Tonawanda News — All this week the media has treated us to where-are-they-now stories of the players in the 1963 Dallas and Washington weekend. Memories are restored, names we thought we’d forgotten surface and of course we are reminded of theories, of conspiracy and of incompetence and of lunacy.
If you lived through it, you will not forget it and need no reminder, which is why I have avoided these pseudo-news stories all week, the report by someone too young to remember it, featuring the one or more who do.
If you did not live through it, you will not understand the shock it brought to a relatively complacent nation, since you’re likely inured to regularly seeing video of unfolding tragedies that would reduce previous generations to tears.
What you will understand, though, is that the Kennedy assassination was America’s first unified rush to turn on the television at the first sign of emergency, to better understand what’s going on. Prior to that weekend the television news industry was rarely praised for doing anything correctly.
For the record, I had just turned 13 and was in an elementary school assembly, watching a slide show on the topic of opportunities available at Buffalo vocational high schools.
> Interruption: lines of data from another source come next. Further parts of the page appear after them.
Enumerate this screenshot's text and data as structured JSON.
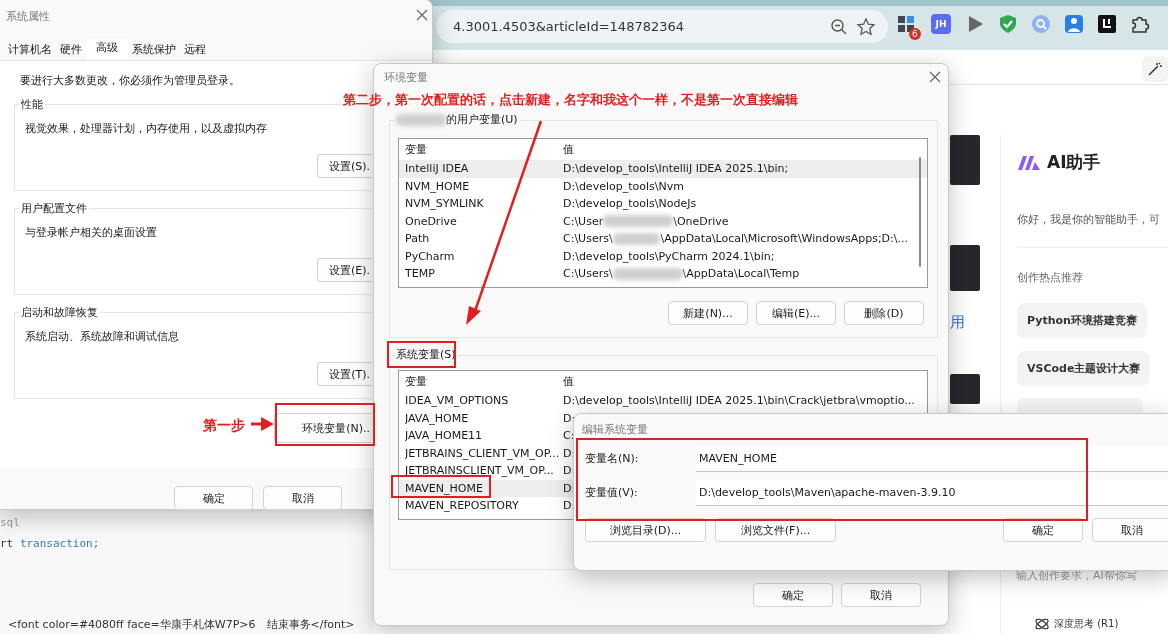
{
  "browser": {
    "address": "4.3001.4503&articleId=148782364",
    "extension_badge": "6",
    "extension_label": "JH"
  },
  "page_fragment": "用",
  "ai_panel": {
    "title": "AI助手",
    "greeting": "你好，我是你的智能助手，可",
    "section": "创作热点推荐",
    "chips": [
      "Python环境搭建竞赛",
      "VSCode主题设计大赛"
    ],
    "input_placeholder": "输入创作要求，AI帮你写",
    "deep_think": "深度思考 (R1)"
  },
  "code": {
    "lines": [
      {
        "kind": "comment",
        "text": "sql"
      },
      {
        "kind": "statement",
        "keyword": "rt",
        "text": "transaction;"
      }
    ],
    "markup_line": "<font color=#4080ff face=华康手札体W7P>6　结束事务</font>"
  },
  "system_properties": {
    "title": "系统属性",
    "tabs": [
      {
        "label": "计算机名",
        "selected": false
      },
      {
        "label": "硬件",
        "selected": false
      },
      {
        "label": "高级",
        "selected": true
      },
      {
        "label": "系统保护",
        "selected": false
      },
      {
        "label": "远程",
        "selected": false
      }
    ],
    "notice": "要进行大多数更改，你必须作为管理员登录。",
    "groups": [
      {
        "title": "性能",
        "description": "视觉效果，处理器计划，内存使用，以及虚拟内存",
        "button": "设置(S)."
      },
      {
        "title": "用户配置文件",
        "description": "与登录帐户相关的桌面设置",
        "button": "设置(E)."
      },
      {
        "title": "启动和故障恢复",
        "description": "系统启动、系统故障和调试信息",
        "button": "设置(T)."
      }
    ],
    "env_button": "环境变量(N)..",
    "footer_buttons": [
      "确定",
      "取消"
    ]
  },
  "env_vars": {
    "title": "环境变量",
    "user_group_label": "的用户变量(U)",
    "user_columns": [
      "变量",
      "值"
    ],
    "user_vars": [
      {
        "name": "IntelliJ IDEA",
        "value": "D:\\develop_tools\\IntelliJ IDEA 2025.1\\bin;",
        "selected": true
      },
      {
        "name": "NVM_HOME",
        "value": "D:\\develop_tools\\Nvm",
        "selected": false
      },
      {
        "name": "NVM_SYMLINK",
        "value": "D:\\develop_tools\\NodeJs",
        "selected": false
      },
      {
        "name": "OneDrive",
        "value": "C:\\User",
        "value_tail": "\\OneDrive",
        "selected": false
      },
      {
        "name": "Path",
        "value": "C:\\Users\\",
        "value_tail": "\\AppData\\Local\\Microsoft\\WindowsApps;D:\\...",
        "selected": false
      },
      {
        "name": "PyCharm",
        "value": "D:\\develop_tools\\PyCharm 2024.1\\bin;",
        "selected": false
      },
      {
        "name": "TEMP",
        "value": "C:\\Users\\",
        "value_tail": "\\AppData\\Local\\Temp",
        "selected": false
      }
    ],
    "user_buttons": [
      "新建(N)...",
      "编辑(E)...",
      "删除(D)"
    ],
    "system_group_label": "系统变量(S)",
    "system_columns": [
      "变量",
      "值"
    ],
    "system_vars": [
      {
        "name": "IDEA_VM_OPTIONS",
        "value": "D:\\develop_tools\\IntelliJ IDEA 2025.1\\bin\\Crack\\jetbra\\vmoptio...",
        "selected": false
      },
      {
        "name": "JAVA_HOME",
        "value": "D:",
        "selected": false
      },
      {
        "name": "JAVA_HOME11",
        "value": "C:",
        "selected": false
      },
      {
        "name": "JETBRAINS_CLIENT_VM_OP...",
        "value": "D:",
        "selected": false
      },
      {
        "name": "JETBRAINSCLIENT_VM_OP...",
        "value": "D:",
        "selected": false
      },
      {
        "name": "MAVEN_HOME",
        "value": "D:",
        "selected": true
      },
      {
        "name": "MAVEN_REPOSITORY",
        "value": "D:",
        "selected": false
      }
    ],
    "footer_buttons": [
      "确定",
      "取消"
    ]
  },
  "edit_dialog": {
    "title": "编辑系统变量",
    "fields": [
      {
        "label": "变量名(N):",
        "value": "MAVEN_HOME"
      },
      {
        "label": "变量值(V):",
        "value": "D:\\develop_tools\\Maven\\apache-maven-3.9.10"
      }
    ],
    "browse_buttons": [
      "浏览目录(D)...",
      "浏览文件(F)..."
    ],
    "buttons": [
      "确定",
      "取消"
    ]
  },
  "annotations": {
    "step1": "第一步",
    "step2": "第二步，第一次配置的话，点击新建，名字和我这个一样，不是第一次直接编辑"
  }
}
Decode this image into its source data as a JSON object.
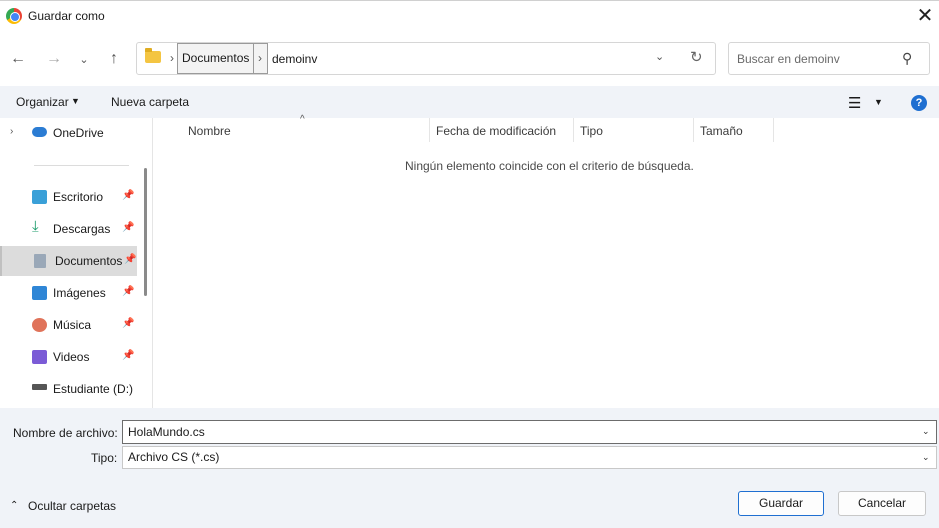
{
  "window": {
    "title": "Guardar como"
  },
  "address": {
    "breadcrumb": [
      "Documentos",
      "demoinv"
    ],
    "search_placeholder": "Buscar en demoinv"
  },
  "toolbar": {
    "organize_label": "Organizar",
    "new_folder_label": "Nueva carpeta"
  },
  "sidebar": {
    "items": [
      {
        "label": "OneDrive",
        "icon": "cloud-icon"
      },
      {
        "label": "Escritorio",
        "icon": "desktop-icon"
      },
      {
        "label": "Descargas",
        "icon": "download-icon"
      },
      {
        "label": "Documentos",
        "icon": "documents-icon",
        "selected": true
      },
      {
        "label": "Imágenes",
        "icon": "pictures-icon"
      },
      {
        "label": "Música",
        "icon": "music-icon"
      },
      {
        "label": "Videos",
        "icon": "videos-icon"
      },
      {
        "label": "Estudiante (D:)",
        "icon": "drive-icon"
      }
    ]
  },
  "filelist": {
    "columns": [
      "Nombre",
      "Fecha de modificación",
      "Tipo",
      "Tamaño"
    ],
    "empty_message": "Ningún elemento coincide con el criterio de búsqueda."
  },
  "save_panel": {
    "filename_label": "Nombre de archivo:",
    "filename_value": "HolaMundo.cs",
    "type_label": "Tipo:",
    "type_value": "Archivo CS (*.cs)",
    "hide_folders_label": "Ocultar carpetas",
    "save_label": "Guardar",
    "cancel_label": "Cancelar"
  },
  "colors": {
    "accent": "#1f6fd1",
    "toolbar_bg": "#f0f3f8",
    "selected_bg": "#dcdcdc"
  }
}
The whispering of teachers, walking in and out, got me imagining someone had been hit by a car outside the school; then a thought of a smiling President Kennedy, sitting upright in a hospital bed.
Then we were taken to our home rooms. Then we were told. Then we were released. Then I went home and had black-and-white images, of Lincoln limousines and pink pillbox hats and hands stifling tears, burned into my brain and imagination, all weekend. They have stayed there, no matter what I layer onto them, like a scar or other souvenir of growing up and getting older.